— Problem description —
Go through the data and copy each line where the string "speed" appears.

[Entries from a dataset of interfaces]
━━━

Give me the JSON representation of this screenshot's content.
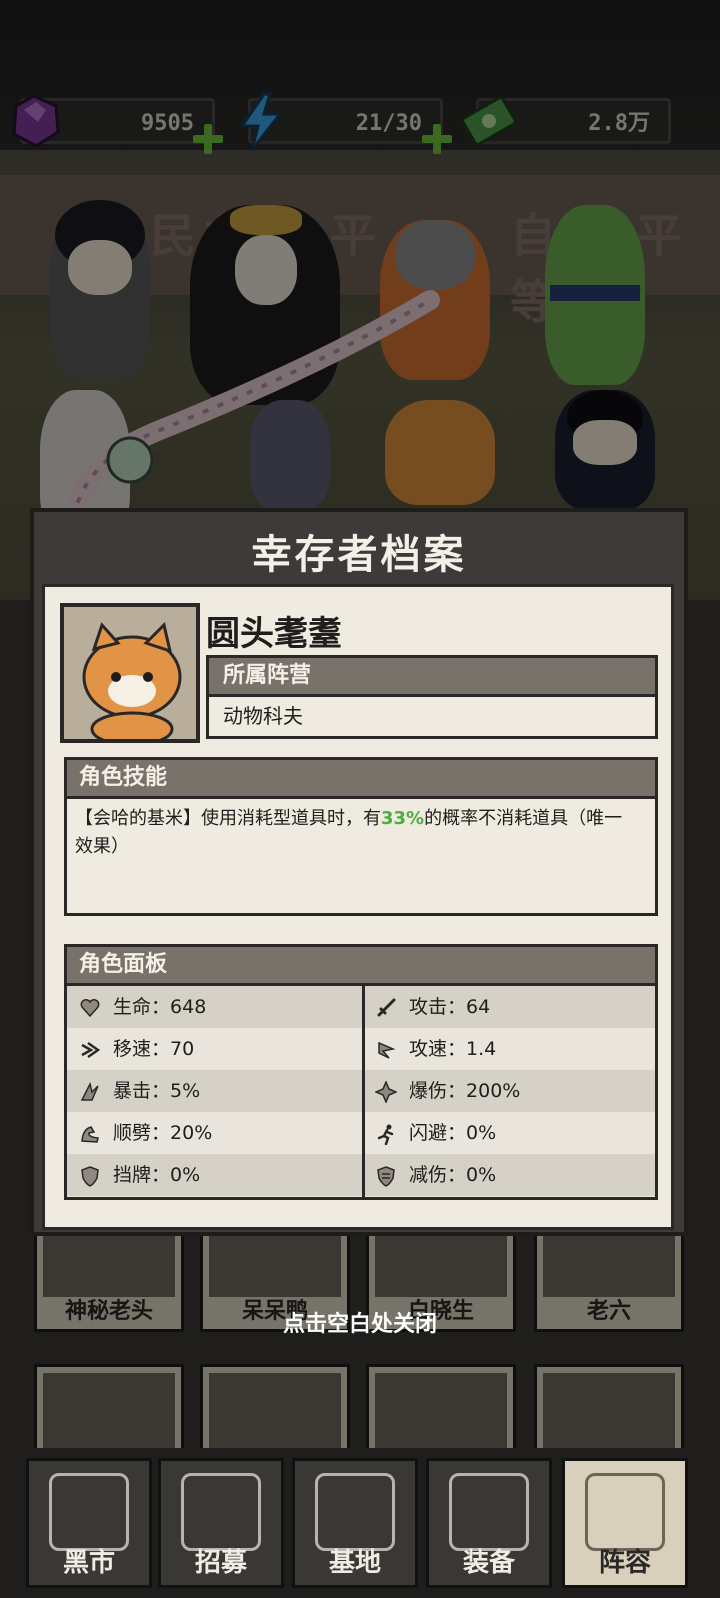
{
  "resources": {
    "gems": "9505",
    "energy": "21/30",
    "cash": "2.8万"
  },
  "scene": {
    "wall_text_left": "民主",
    "wall_text_mid": "平",
    "wall_text_right": "自由 平等"
  },
  "roster_behind": [
    {
      "name": "神秘老头"
    },
    {
      "name": "呆呆鸭"
    },
    {
      "name": "白晓生"
    },
    {
      "name": "老六"
    }
  ],
  "dialog": {
    "title": "幸存者档案",
    "character_name": "圆头耄耋",
    "faction_header": "所属阵营",
    "faction_value": "动物科夫",
    "skill_header": "角色技能",
    "skill_text_before": "【会哈的基米】使用消耗型道具时，有",
    "skill_percent": "33%",
    "skill_text_after": "的概率不消耗道具（唯一效果）",
    "panel_header": "角色面板",
    "stats": [
      {
        "icon": "heart-icon",
        "label": "生命：",
        "value": "648"
      },
      {
        "icon": "sword-icon",
        "label": "攻击：",
        "value": "64"
      },
      {
        "icon": "speed-icon",
        "label": "移速：",
        "value": "70"
      },
      {
        "icon": "attack-speed-icon",
        "label": "攻速：",
        "value": "1.4"
      },
      {
        "icon": "crit-icon",
        "label": "暴击：",
        "value": "5%"
      },
      {
        "icon": "crit-damage-icon",
        "label": "爆伤：",
        "value": "200%"
      },
      {
        "icon": "flex-icon",
        "label": "顺劈：",
        "value": "20%"
      },
      {
        "icon": "dodge-icon",
        "label": "闪避：",
        "value": "0%"
      },
      {
        "icon": "shield-icon",
        "label": "挡牌：",
        "value": "0%"
      },
      {
        "icon": "armor-icon",
        "label": "减伤：",
        "value": "0%"
      }
    ]
  },
  "close_hint": "点击空白处关闭",
  "nav": [
    {
      "label": "黑市",
      "icon": "black-market-icon"
    },
    {
      "label": "招募",
      "icon": "recruit-icon"
    },
    {
      "label": "基地",
      "icon": "base-icon"
    },
    {
      "label": "装备",
      "icon": "equipment-icon"
    },
    {
      "label": "阵容",
      "icon": "lineup-icon"
    }
  ],
  "colors": {
    "accent_green": "#4cae3e",
    "plus_green": "#6abf3a",
    "header_brown": "#79726a",
    "paper": "#efebe1"
  }
}
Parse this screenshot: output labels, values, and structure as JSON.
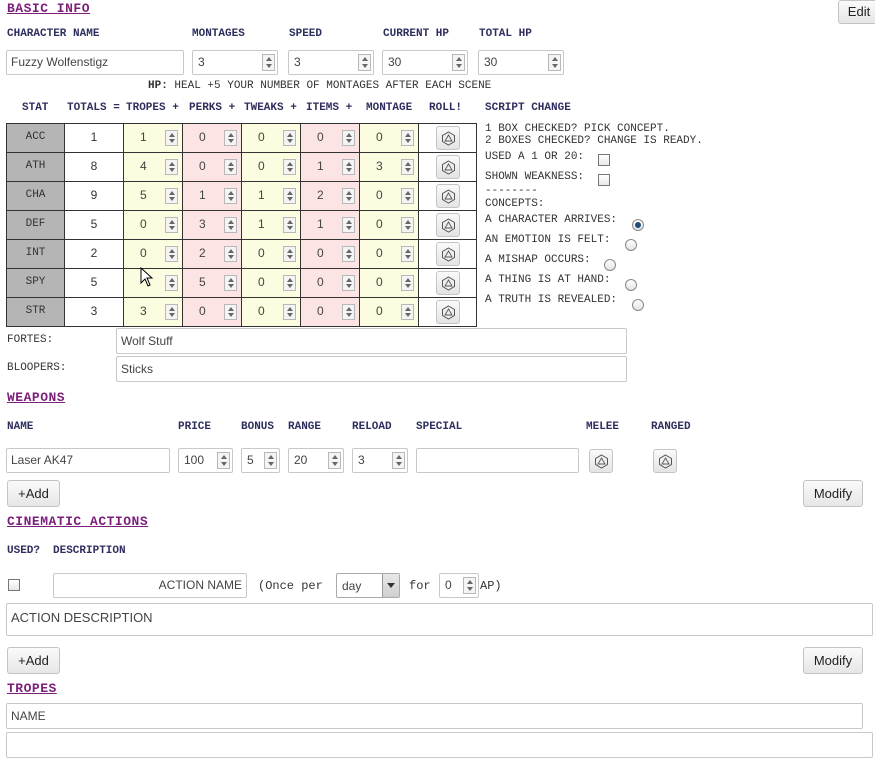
{
  "header": {
    "edit_label": "Edit"
  },
  "basic_info": {
    "title": "BASIC INFO",
    "labels": {
      "character_name": "CHARACTER NAME",
      "montages": "MONTAGES",
      "speed": "SPEED",
      "current_hp": "CURRENT HP",
      "total_hp": "TOTAL HP"
    },
    "character_name": "Fuzzy Wolfenstigz",
    "montages": "3",
    "speed": "3",
    "current_hp": "30",
    "total_hp": "30",
    "hp_note_label": "HP:",
    "hp_note": "HEAL +5 YOUR NUMBER OF MONTAGES AFTER EACH SCENE"
  },
  "stats": {
    "headers": {
      "stat": "STAT",
      "totals": "TOTALS =",
      "tropes": "TROPES +",
      "perks": "PERKS +",
      "tweaks": "TWEAKS +",
      "items": "ITEMS +",
      "montage": "MONTAGE",
      "roll": "ROLL!"
    },
    "rows": [
      {
        "stat": "ACC",
        "total": "1",
        "tropes": "1",
        "perks": "0",
        "tweaks": "0",
        "items": "0",
        "montage": "0"
      },
      {
        "stat": "ATH",
        "total": "8",
        "tropes": "4",
        "perks": "0",
        "tweaks": "0",
        "items": "1",
        "montage": "3"
      },
      {
        "stat": "CHA",
        "total": "9",
        "tropes": "5",
        "perks": "1",
        "tweaks": "1",
        "items": "2",
        "montage": "0"
      },
      {
        "stat": "DEF",
        "total": "5",
        "tropes": "0",
        "perks": "3",
        "tweaks": "1",
        "items": "1",
        "montage": "0"
      },
      {
        "stat": "INT",
        "total": "2",
        "tropes": "0",
        "perks": "2",
        "tweaks": "0",
        "items": "0",
        "montage": "0"
      },
      {
        "stat": "SPY",
        "total": "5",
        "tropes": "",
        "perks": "5",
        "tweaks": "0",
        "items": "0",
        "montage": "0"
      },
      {
        "stat": "STR",
        "total": "3",
        "tropes": "3",
        "perks": "0",
        "tweaks": "0",
        "items": "0",
        "montage": "0"
      }
    ]
  },
  "script_change": {
    "title": "SCRIPT CHANGE",
    "line1": "1 BOX CHECKED? PICK CONCEPT.",
    "line2": "2 BOXES CHECKED? CHANGE IS READY.",
    "used_label": "USED A 1 OR 20:",
    "weakness_label": "SHOWN WEAKNESS:",
    "divider": "--------",
    "concepts_label": "CONCEPTS:",
    "concepts": [
      {
        "label": "A CHARACTER ARRIVES:",
        "selected": true
      },
      {
        "label": "AN EMOTION IS FELT:",
        "selected": false
      },
      {
        "label": "A MISHAP OCCURS:",
        "selected": false
      },
      {
        "label": "A THING IS AT HAND:",
        "selected": false
      },
      {
        "label": "A TRUTH IS REVEALED:",
        "selected": false
      }
    ]
  },
  "fortes": {
    "label": "FORTES:",
    "value": "Wolf Stuff"
  },
  "bloopers": {
    "label": "BLOOPERS:",
    "value": "Sticks"
  },
  "weapons": {
    "title": "WEAPONS",
    "headers": {
      "name": "NAME",
      "price": "PRICE",
      "bonus": "BONUS",
      "range": "RANGE",
      "reload": "RELOAD",
      "special": "SPECIAL",
      "melee": "MELEE",
      "ranged": "RANGED"
    },
    "row": {
      "name": "Laser AK47",
      "price": "100",
      "bonus": "5",
      "range": "20",
      "reload": "3",
      "special": ""
    },
    "add_label": "+Add",
    "modify_label": "Modify"
  },
  "cinematic": {
    "title": "CINEMATIC ACTIONS",
    "headers": {
      "used": "USED?",
      "description": "DESCRIPTION"
    },
    "action_name_placeholder": "ACTION NAME",
    "once_per": "(Once per",
    "period": "day",
    "for": "for",
    "ap_value": "0",
    "ap_suffix": "AP)",
    "description_placeholder": "ACTION DESCRIPTION",
    "add_label": "+Add",
    "modify_label": "Modify"
  },
  "tropes": {
    "title": "TROPES",
    "name_placeholder": "NAME"
  },
  "colors": {
    "section_title": "#7b1f7b",
    "tropes_col": "#fcfce0",
    "perks_col": "#fde4e4",
    "stat_col": "#b5b5b5"
  }
}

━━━

— Answer section —
        "icon": "speed-icon",
        "icon": "attack-speed-icon",
      "speed": "SPEED",
    "speed": "3",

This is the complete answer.